- [Work instructions] The copy you give must match the records exactly, except that it holds no images.

- [Material shown]
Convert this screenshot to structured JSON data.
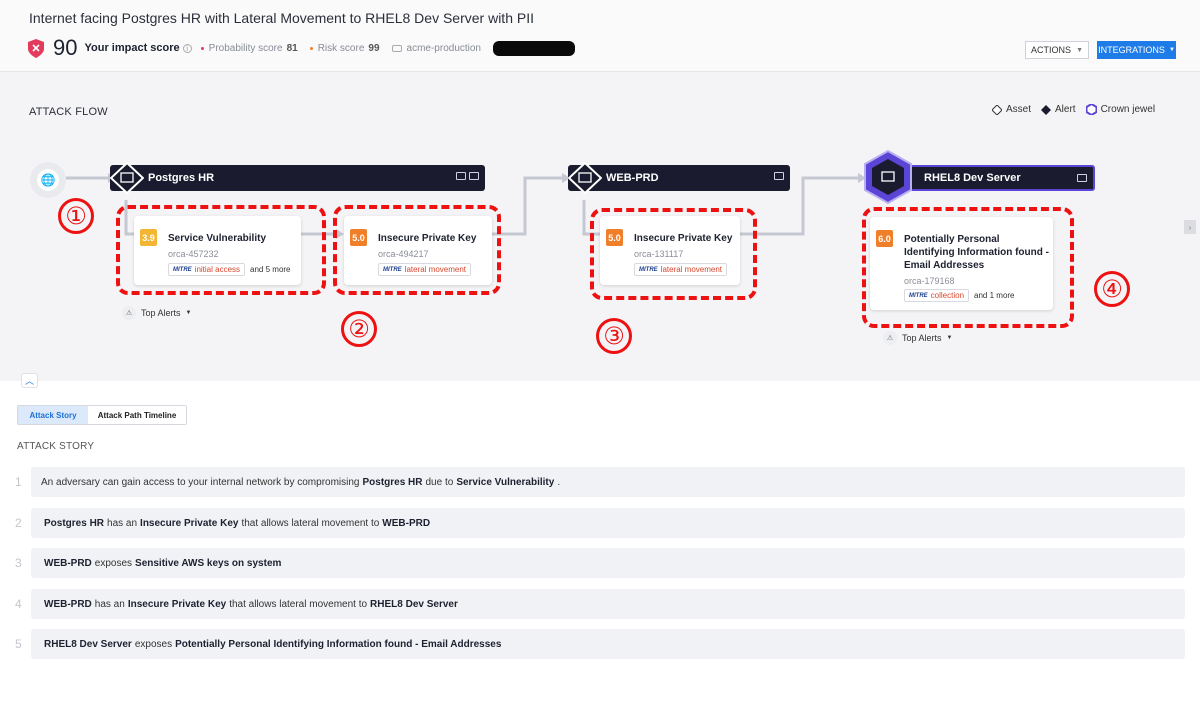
{
  "page_title": "Internet facing Postgres HR with Lateral Movement to RHEL8 Dev Server with PII",
  "score": {
    "impact_value": "90",
    "impact_label": "Your impact score",
    "probability_label": "Probability score",
    "probability_value": "81",
    "risk_label": "Risk score",
    "risk_value": "99",
    "account": "acme-production"
  },
  "actions": {
    "actions_label": "ACTIONS",
    "integrations_label": "INTEGRATIONS"
  },
  "flow": {
    "title": "ATTACK FLOW",
    "legend": {
      "asset": "Asset",
      "alert": "Alert",
      "crown": "Crown jewel"
    },
    "assets": [
      {
        "name": "Postgres HR"
      },
      {
        "name": "WEB-PRD"
      },
      {
        "name": "RHEL8 Dev Server"
      }
    ],
    "alerts": [
      {
        "score": "3.9",
        "title": "Service Vulnerability",
        "id": "orca-457232",
        "tactic": "initial access",
        "more": "and 5 more"
      },
      {
        "score": "5.0",
        "title": "Insecure Private Key",
        "id": "orca-494217",
        "tactic": "lateral movement",
        "more": ""
      },
      {
        "score": "5.0",
        "title": "Insecure Private Key",
        "id": "orca-131117",
        "tactic": "lateral movement",
        "more": ""
      },
      {
        "score": "6.0",
        "title": "Potentially Personal Identifying Information found - Email Addresses",
        "id": "orca-179168",
        "tactic": "collection",
        "more": "and 1 more"
      }
    ],
    "mitre_logo": "MITRE",
    "top_alerts_label": "Top Alerts",
    "annotations": [
      "①",
      "②",
      "③",
      "④"
    ]
  },
  "tabs": {
    "story": "Attack Story",
    "timeline": "Attack Path Timeline"
  },
  "story": {
    "title": "ATTACK STORY",
    "rows": [
      {
        "n": "1",
        "parts": [
          "An adversary can gain access to your internal network by compromising ",
          "Postgres HR",
          " due to ",
          "Service Vulnerability",
          "."
        ]
      },
      {
        "n": "2",
        "parts": [
          "",
          "Postgres HR",
          " has an ",
          "Insecure Private Key",
          " that allows lateral movement to ",
          "WEB-PRD",
          ""
        ]
      },
      {
        "n": "3",
        "parts": [
          "",
          "WEB-PRD",
          " exposes ",
          "Sensitive AWS keys on system",
          ""
        ]
      },
      {
        "n": "4",
        "parts": [
          "",
          "WEB-PRD",
          " has an ",
          "Insecure Private Key",
          " that allows lateral movement to ",
          "RHEL8 Dev Server",
          ""
        ]
      },
      {
        "n": "5",
        "parts": [
          "",
          "RHEL8 Dev Server",
          " exposes ",
          "Potentially Personal Identifying Information found - Email Addresses",
          ""
        ]
      }
    ]
  },
  "colors": {
    "accent_blue": "#1e7ce8",
    "severity_yellow": "#f2b632",
    "severity_orange": "#f07f2a",
    "asset_bar": "#1a1b2e",
    "crown_jewel": "#5b45d6",
    "annotation_red": "#ee1111"
  }
}
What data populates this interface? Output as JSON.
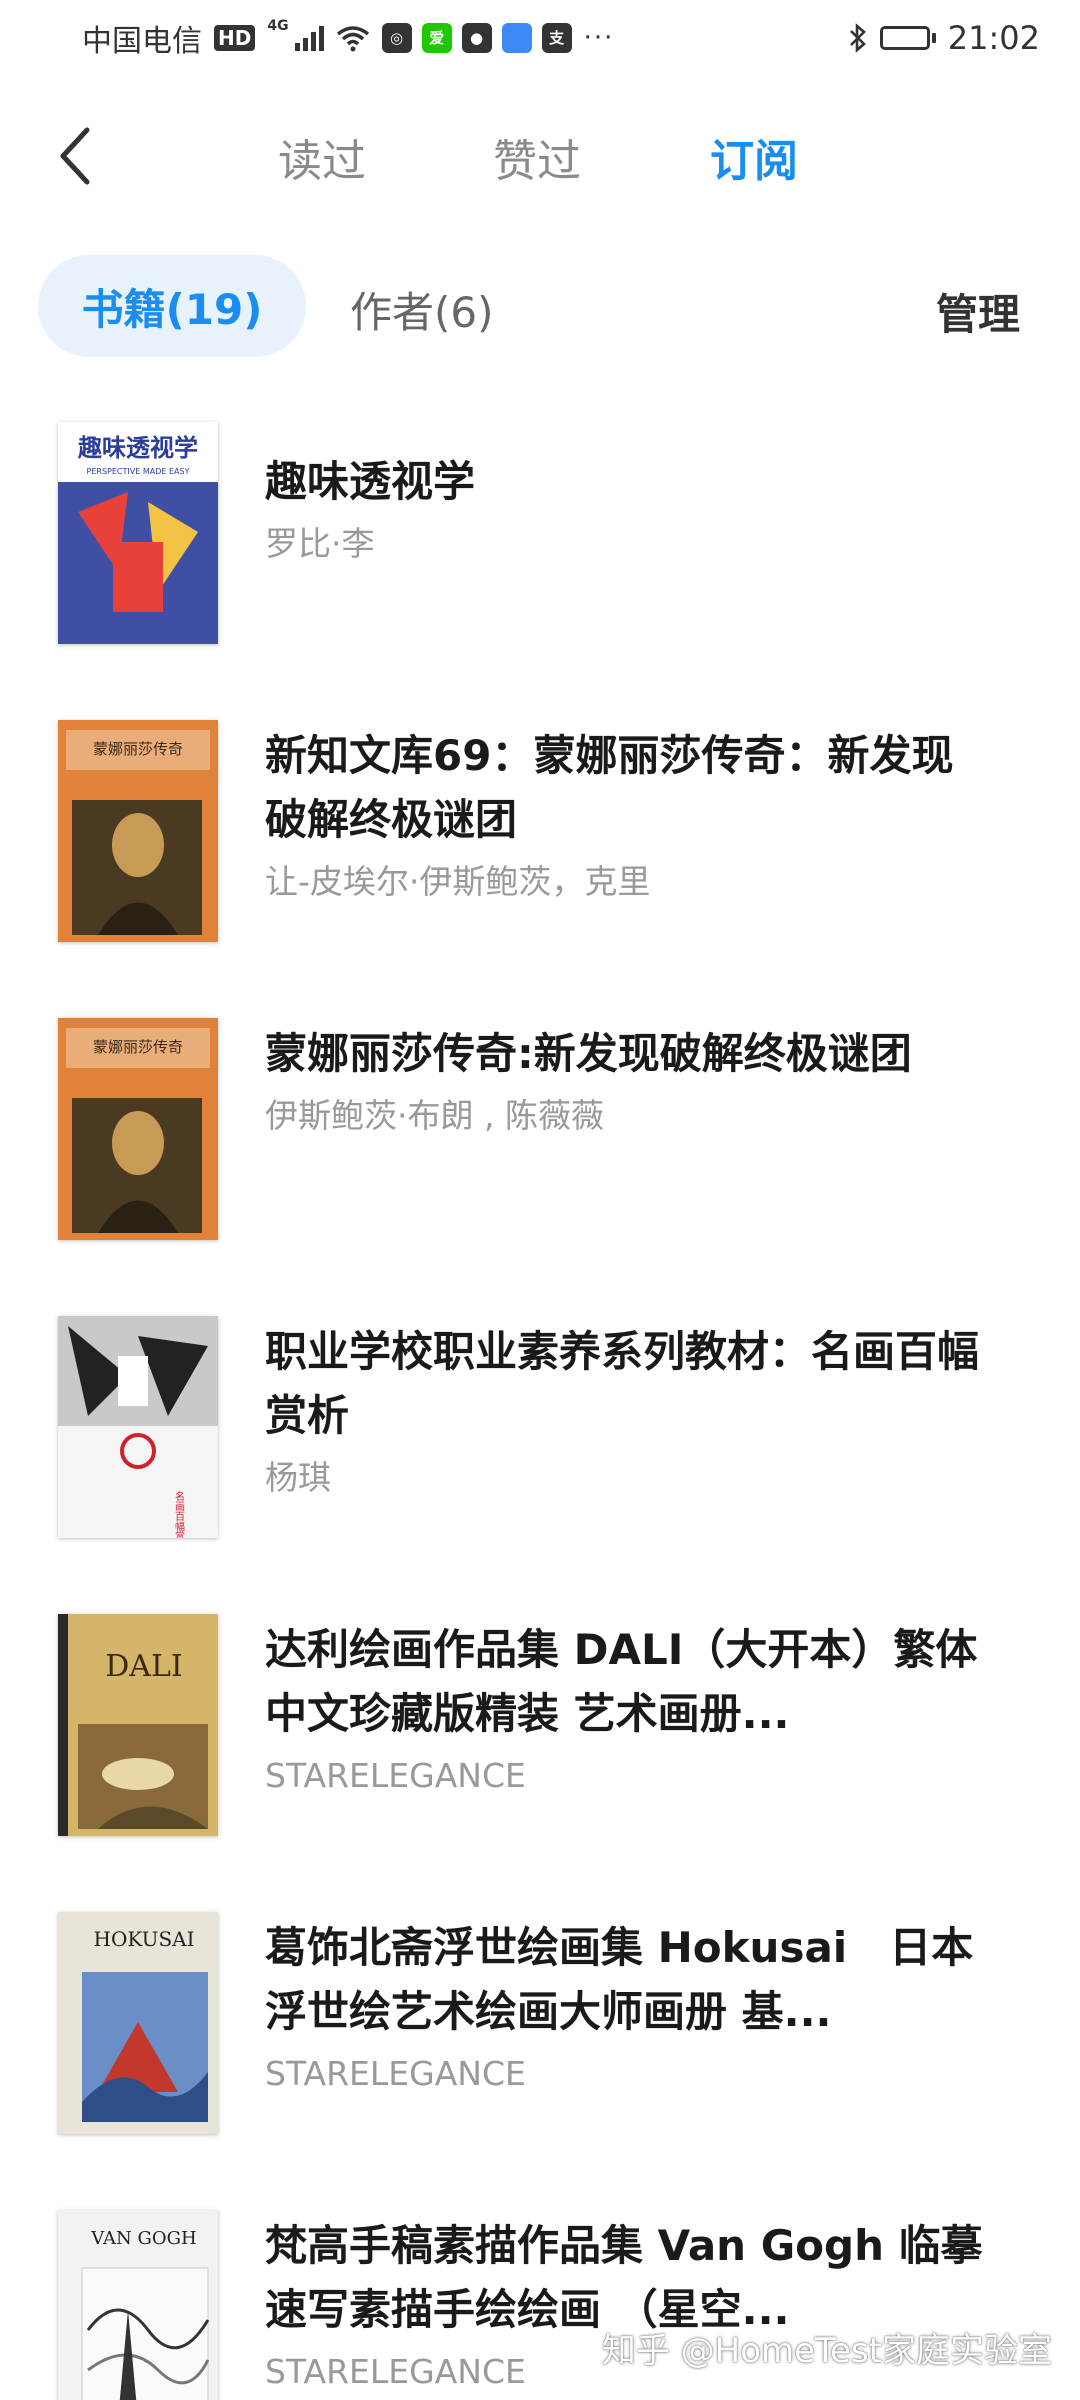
{
  "status_bar": {
    "carrier": "中国电信",
    "hd_badge": "HD",
    "network": "4G",
    "apps": [
      {
        "name": "netease-music",
        "color": "#333333",
        "glyph": "◎"
      },
      {
        "name": "iqiyi",
        "color": "#1ec800",
        "glyph": "爱"
      },
      {
        "name": "message-bubble",
        "color": "#333333",
        "glyph": "●"
      },
      {
        "name": "app-blue",
        "color": "#3d8af7",
        "glyph": ""
      },
      {
        "name": "alipay",
        "color": "#333333",
        "glyph": "支"
      }
    ],
    "more": "···",
    "time": "21:02"
  },
  "nav": {
    "tabs": [
      {
        "label": "读过",
        "active": false
      },
      {
        "label": "赞过",
        "active": false
      },
      {
        "label": "订阅",
        "active": true
      }
    ]
  },
  "sub_tabs": {
    "books": "书籍(19)",
    "authors": "作者(6)",
    "manage": "管理"
  },
  "books": [
    {
      "title": "趣味透视学",
      "author": "罗比·李",
      "cover": {
        "text_main": "趣味透视学",
        "text_sub": "PERSPECTIVE MADE EASY",
        "colors": [
          "#2a3d9a",
          "#e8413a",
          "#f3c443"
        ]
      }
    },
    {
      "title": "新知文库69：蒙娜丽莎传奇：新发现破解终极谜团",
      "author": "让-皮埃尔·伊斯鲍茨，克里",
      "cover": {
        "text_main": "蒙娜丽莎传奇",
        "colors": [
          "#e0823a",
          "#4a3a22",
          "#c79a55"
        ]
      }
    },
    {
      "title": "蒙娜丽莎传奇:新发现破解终极谜团",
      "author": "伊斯鲍茨·布朗 , 陈薇薇",
      "cover": {
        "text_main": "蒙娜丽莎传奇",
        "colors": [
          "#e0823a",
          "#4a3a22",
          "#c79a55"
        ]
      }
    },
    {
      "title": "职业学校职业素养系列教材：名画百幅赏析",
      "author": "杨琪",
      "cover": {
        "text_main": "名画百幅赏析",
        "colors": [
          "#222222",
          "#c9c9c9",
          "#d0212b"
        ]
      }
    },
    {
      "title": "达利绘画作品集 DALI（大开本）繁体中文珍藏版精装 艺术画册...",
      "author": "STARELEGANCE",
      "cover": {
        "text_main": "DALI",
        "colors": [
          "#d4b56a",
          "#5a4a2a",
          "#8a6a3a"
        ]
      }
    },
    {
      "title": "葛饰北斋浮世绘画集 Hokusai　日本浮世绘艺术绘画大师画册 基...",
      "author": "STARELEGANCE",
      "cover": {
        "text_main": "HOKUSAI",
        "colors": [
          "#2f4d86",
          "#c2392b",
          "#e9e4d8"
        ]
      }
    },
    {
      "title": "梵高手稿素描作品集  Van Gogh 临摹速写素描手绘绘画 （星空...",
      "author": "STARELEGANCE",
      "cover": {
        "text_main": "VAN GOGH",
        "colors": [
          "#f2f2f2",
          "#333333",
          "#777777"
        ]
      }
    }
  ],
  "watermark": "知乎 @HomeTest家庭实验室",
  "colors": {
    "accent": "#1a8ef0",
    "pill_bg": "#e8f2fc",
    "muted": "#999999"
  }
}
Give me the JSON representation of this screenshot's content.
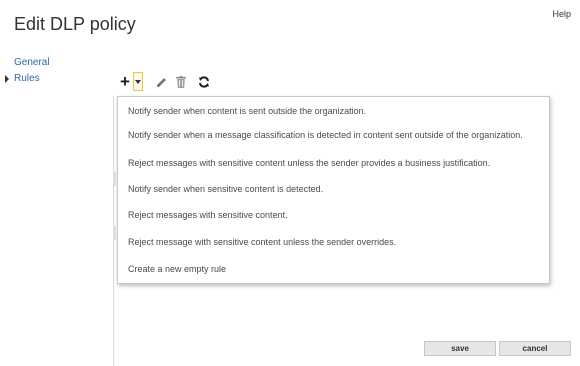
{
  "window": {
    "title": "Edit DLP policy",
    "help_label": "Help"
  },
  "nav": {
    "items": [
      {
        "label": "General"
      },
      {
        "label": "Rules"
      }
    ]
  },
  "toolbar": {
    "add_label": "+",
    "icons": [
      "add-icon",
      "dropdown-arrow-icon",
      "pencil-icon",
      "trash-icon",
      "refresh-icon"
    ]
  },
  "menu": {
    "items": [
      {
        "label": "Notify sender when content is sent outside the organization."
      },
      {
        "label": "Notify sender when a message classification is detected in content sent outside of the organization."
      },
      {
        "label": "Reject messages with sensitive content unless the sender provides a business justification."
      },
      {
        "label": "Notify sender when sensitive content is detected."
      },
      {
        "label": "Reject messages with sensitive content."
      },
      {
        "label": "Reject message with sensitive content unless the sender overrides."
      },
      {
        "label": "Create a new empty rule"
      }
    ]
  },
  "footer": {
    "save_label": "save",
    "cancel_label": "cancel"
  },
  "colors": {
    "link": "#2e6ab0",
    "highlight_border": "#f0c34a"
  }
}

- [Exercise solution]
Convert this screenshot to structured JSON data.
{
  "page_title": "Internet facing Postgres HR with Lateral Movement to RHEL8 Dev Server with PII",
  "score": {
    "impact_value": "90",
    "impact_label": "Your impact score",
    "probability_label": "Probability score",
    "probability_value": "81",
    "risk_label": "Risk score",
    "risk_value": "99",
    "account": "acme-production"
  },
  "actions": {
    "actions_label": "ACTIONS",
    "integrations_label": "INTEGRATIONS"
  },
  "flow": {
    "title": "ATTACK FLOW",
    "legend": {
      "asset": "Asset",
      "alert": "Alert",
      "crown": "Crown jewel"
    },
    "assets": [
      {
        "name": "Postgres HR"
      },
      {
        "name": "WEB-PRD"
      },
      {
        "name": "RHEL8 Dev Server"
      }
    ],
    "alerts": [
      {
        "score": "3.9",
        "title": "Service Vulnerability",
        "id": "orca-457232",
        "tactic": "initial access",
        "more": "and 5 more"
      },
      {
        "score": "5.0",
        "title": "Insecure Private Key",
        "id": "orca-494217",
        "tactic": "lateral movement",
        "more": ""
      },
      {
        "score": "5.0",
        "title": "Insecure Private Key",
        "id": "orca-131117",
        "tactic": "lateral movement",
        "more": ""
      },
      {
        "score": "6.0",
        "title": "Potentially Personal Identifying Information found - Email Addresses",
        "id": "orca-179168",
        "tactic": "collection",
        "more": "and 1 more"
      }
    ],
    "mitre_logo": "MITRE",
    "top_alerts_label": "Top Alerts",
    "annotations": [
      "①",
      "②",
      "③",
      "④"
    ]
  },
  "tabs": {
    "story": "Attack Story",
    "timeline": "Attack Path Timeline"
  },
  "story": {
    "title": "ATTACK STORY",
    "rows": [
      {
        "n": "1",
        "parts": [
          "An adversary can gain access to your internal network by compromising ",
          "Postgres HR",
          " due to ",
          "Service Vulnerability",
          "."
        ]
      },
      {
        "n": "2",
        "parts": [
          "",
          "Postgres HR",
          " has an ",
          "Insecure Private Key",
          " that allows lateral movement to ",
          "WEB-PRD",
          ""
        ]
      },
      {
        "n": "3",
        "parts": [
          "",
          "WEB-PRD",
          " exposes ",
          "Sensitive AWS keys on system",
          ""
        ]
      },
      {
        "n": "4",
        "parts": [
          "",
          "WEB-PRD",
          " has an ",
          "Insecure Private Key",
          " that allows lateral movement to ",
          "RHEL8 Dev Server",
          ""
        ]
      },
      {
        "n": "5",
        "parts": [
          "",
          "RHEL8 Dev Server",
          " exposes ",
          "Potentially Personal Identifying Information found - Email Addresses",
          ""
        ]
      }
    ]
  },
  "colors": {
    "accent_blue": "#1e7ce8",
    "severity_yellow": "#f2b632",
    "severity_orange": "#f07f2a",
    "asset_bar": "#1a1b2e",
    "crown_jewel": "#5b45d6",
    "annotation_red": "#ee1111"
  }
}
What data populates this interface? Output as JSON.
{
  "status_bar": {
    "carrier": "中国电信",
    "hd_badge": "HD",
    "network": "4G",
    "apps": [
      {
        "name": "netease-music",
        "color": "#333333",
        "glyph": "◎"
      },
      {
        "name": "iqiyi",
        "color": "#1ec800",
        "glyph": "爱"
      },
      {
        "name": "message-bubble",
        "color": "#333333",
        "glyph": "●"
      },
      {
        "name": "app-blue",
        "color": "#3d8af7",
        "glyph": ""
      },
      {
        "name": "alipay",
        "color": "#333333",
        "glyph": "支"
      }
    ],
    "more": "···",
    "time": "21:02"
  },
  "nav": {
    "tabs": [
      {
        "label": "读过",
        "active": false
      },
      {
        "label": "赞过",
        "active": false
      },
      {
        "label": "订阅",
        "active": true
      }
    ]
  },
  "sub_tabs": {
    "books": "书籍(19)",
    "authors": "作者(6)",
    "manage": "管理"
  },
  "books": [
    {
      "title": "趣味透视学",
      "author": "罗比·李",
      "cover": {
        "text_main": "趣味透视学",
        "text_sub": "PERSPECTIVE MADE EASY",
        "colors": [
          "#2a3d9a",
          "#e8413a",
          "#f3c443"
        ]
      }
    },
    {
      "title": "新知文库69：蒙娜丽莎传奇：新发现破解终极谜团",
      "author": "让-皮埃尔·伊斯鲍茨，克里",
      "cover": {
        "text_main": "蒙娜丽莎传奇",
        "colors": [
          "#e0823a",
          "#4a3a22",
          "#c79a55"
        ]
      }
    },
    {
      "title": "蒙娜丽莎传奇:新发现破解终极谜团",
      "author": "伊斯鲍茨·布朗 , 陈薇薇",
      "cover": {
        "text_main": "蒙娜丽莎传奇",
        "colors": [
          "#e0823a",
          "#4a3a22",
          "#c79a55"
        ]
      }
    },
    {
      "title": "职业学校职业素养系列教材：名画百幅赏析",
      "author": "杨琪",
      "cover": {
        "text_main": "名画百幅赏析",
        "colors": [
          "#222222",
          "#c9c9c9",
          "#d0212b"
        ]
      }
    },
    {
      "title": "达利绘画作品集 DALI（大开本）繁体中文珍藏版精装 艺术画册...",
      "author": "STARELEGANCE",
      "cover": {
        "text_main": "DALI",
        "colors": [
          "#d4b56a",
          "#5a4a2a",
          "#8a6a3a"
        ]
      }
    },
    {
      "title": "葛饰北斋浮世绘画集 Hokusai　日本浮世绘艺术绘画大师画册 基...",
      "author": "STARELEGANCE",
      "cover": {
        "text_main": "HOKUSAI",
        "colors": [
          "#2f4d86",
          "#c2392b",
          "#e9e4d8"
        ]
      }
    },
    {
      "title": "梵高手稿素描作品集  Van Gogh 临摹速写素描手绘绘画 （星空...",
      "author": "STARELEGANCE",
      "cover": {
        "text_main": "VAN GOGH",
        "colors": [
          "#f2f2f2",
          "#333333",
          "#777777"
        ]
      }
    }
  ],
  "watermark": "知乎 @HomeTest家庭实验室",
  "colors": {
    "accent": "#1a8ef0",
    "pill_bg": "#e8f2fc",
    "muted": "#999999"
  }
}
Give me the JSON representation of this screenshot's content.
{
  "window": {
    "title": "Edit DLP policy",
    "help_label": "Help"
  },
  "nav": {
    "items": [
      {
        "label": "General"
      },
      {
        "label": "Rules"
      }
    ]
  },
  "toolbar": {
    "add_label": "+",
    "icons": [
      "add-icon",
      "dropdown-arrow-icon",
      "pencil-icon",
      "trash-icon",
      "refresh-icon"
    ]
  },
  "menu": {
    "items": [
      {
        "label": "Notify sender when content is sent outside the organization."
      },
      {
        "label": "Notify sender when a message classification is detected in content sent outside of the organization."
      },
      {
        "label": "Reject messages with sensitive content unless the sender provides a business justification."
      },
      {
        "label": "Notify sender when sensitive content is detected."
      },
      {
        "label": "Reject messages with sensitive content."
      },
      {
        "label": "Reject message with sensitive content unless the sender overrides."
      },
      {
        "label": "Create a new empty rule"
      }
    ]
  },
  "footer": {
    "save_label": "save",
    "cancel_label": "cancel"
  },
  "colors": {
    "link": "#2e6ab0",
    "highlight_border": "#f0c34a"
  }
}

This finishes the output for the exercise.